Author: Orna Donath
Women who opt not to be mothers are frequently warned that they will regret their decision later in life, yet we rarely talk about the possibility that the opposite might also be true—that a woman who becomes a mother might regret it. Sociologist Orna Donath dispels the silence around this profoundly taboo subject in a powerful work that draws from her years of research interviewing women who wish they had never become mothers.
Donath treats regret as a feminist issue: as regret marks the road not taken, we need to consider whether alternative paths for women may currently be blocked off. Donath asks that we pay attention to what is forbidden by our contemporary rules governing motherhood, time, and emotion, including the cultural assumption that motherhood is a “natural” role for women—for the sake of all women, not just those who regret becoming mothers.
Donath finds that the women in her study became mothers for a wide variety of reasons: some did so to avoid divorce, exclusion from their family, or alienation from their friends; others did not think about it at all, but accepted it as the “next step” of what society considers to be a normal and natural life course.
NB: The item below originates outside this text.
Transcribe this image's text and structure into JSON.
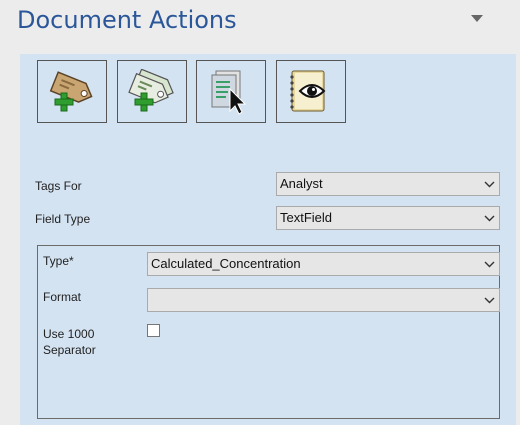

Others experienced regret despite initially having an strong desire to become mothers. Though they may love their children, these women each describe the agonizing guilt and suffering they have experienced as a result of becoming mothers, and consider the different ways they have each come to recognize and deal with these conflicts.
If we are disturbed by the idea that a woman might regret becoming a mother, Donath says, our response should not be to silence and shame these women; rather, we need to ask honest and difficult questions about how society pushes women into motherhood and why those who reconsider it are still seen as a danger to the status quo. Groundbreaking, thoughtful, and provocative, this is an especially needed book in our current political climate, as women’s reproductive rights continue to be at the forefront of nationwide debates.
About the Author
ORNA DONATH is a sociologist and anthropologist whose work focuses on reproduction, motherhood, and non-motherhood; she currently lectures at several universities in Israel. Her previous book, Making a Choice: Being Childfree in Israel, was published in 2011. Donath has also served as chair of the Hasharon Rape Crisis Center in Raanana, where she continues to volunteer.
"Forthrightly feminist ... Donath’s study fills a gap in discussions of women’s lives and choices. While it will undoubtedly be a hard pill for many to swallow, it is also a necessary one."
"Donath carves out a much-needed space for these women to share, in their own words, stories about how they got to where they are, and how they manage now. Mixed in with these interviews is analysis by Donath, who expertly examines and questions the structures of a capitalistic, patriarchal society that not only contributes to women finding themselves in this position, but also prevents them from speaking about it. Many have never heard sentiments like the ones shared by Donath's interviewees—and that needs to change."